More important is the question of compensation

Here, the typical declarative order has been disrupted for stylistic effect. In these examples, the Subject comes after the verb, and is said to be EXTRAPOSED. Compare them with the more usual pattern:

In first place is Red Rum

~Red Rum is in first place

Inside the house were two detectives

~Two detectives were inside the house

More important is the question of compensation

~The question of compensation is more important

 

The Subject is also extraposed when the sentence is introduced by anticipatory it:

It is a good idea to book early
It is not surprising that he failed his exams

In the more typical pattern, these constructions may sound stylistically awkward:

To book early is a good idea
That he failed his exams is not surprising

Extraposition is not always just a matter of style. In the following examples, it is obligatory:

It seems that he'll be late again

~*That he'll be late again seems

It turned out that his secretary had stolen the money

~*That his secretary had stolen the money turned out

 

Direct Objects, too, can be extraposed. Recall that their typical position is after the verb (Pattern 2). However, when anticipatory it is used, the Direct Object is extraposed:

He made it very clear that he would not be coming back

Again, the canonical pattern is stylistically very awkward:

*He made that he would not be coming back very clear


Cleft Sentences

A declarative sentence, such as David studied English at Oxford can be reformulated as:

It was David who studied English at Oxford

This is called a CLEFT SENTENCE because the original sentence has been divided (or "cleft") into two clauses: It was David and who studied English at Oxford.
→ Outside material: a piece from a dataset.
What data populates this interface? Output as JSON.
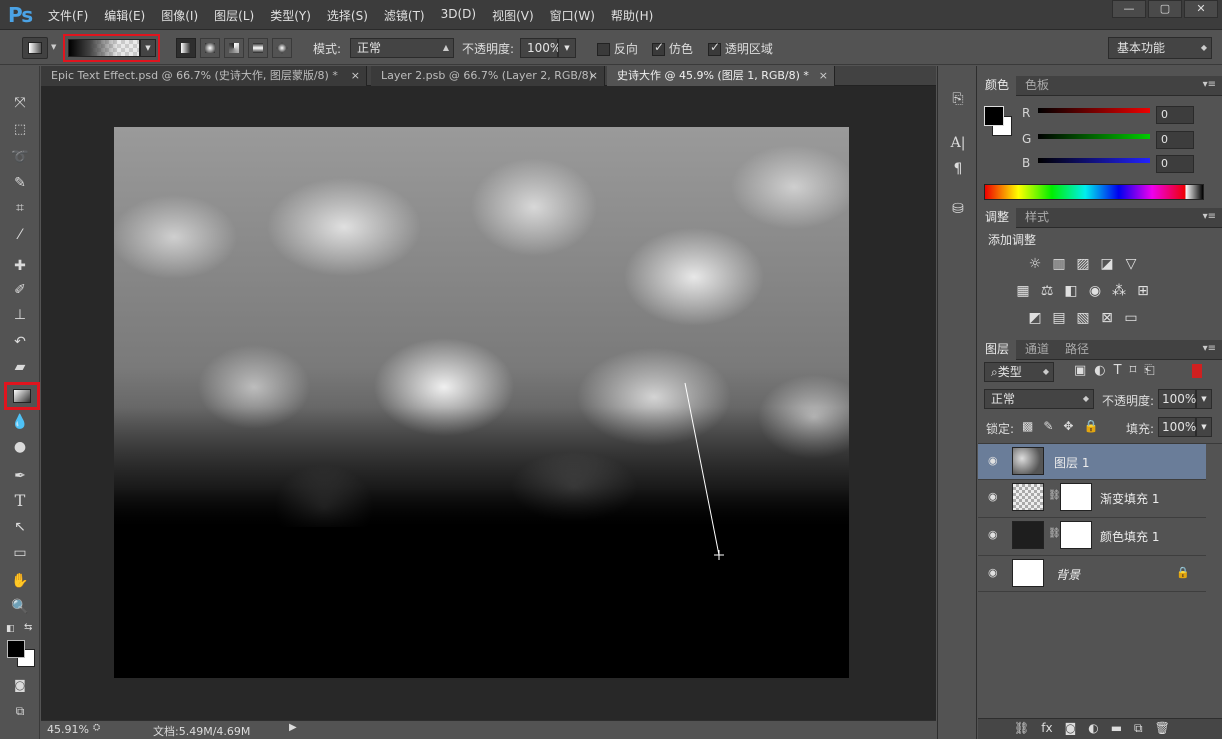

Cleft sentences focus on one constituent of the original sentence, placing it after it was (or it is). Here we have focussed on the Subject David, but we could also focus on the Direct Object English:

It was English that David studied at Oxford

or on the Adjunct at Oxford

It was at Oxford that David studied English

Cleft constructions, then, exhibit the pattern:

It + be + focus + clause


Copyright MyCorp © 2017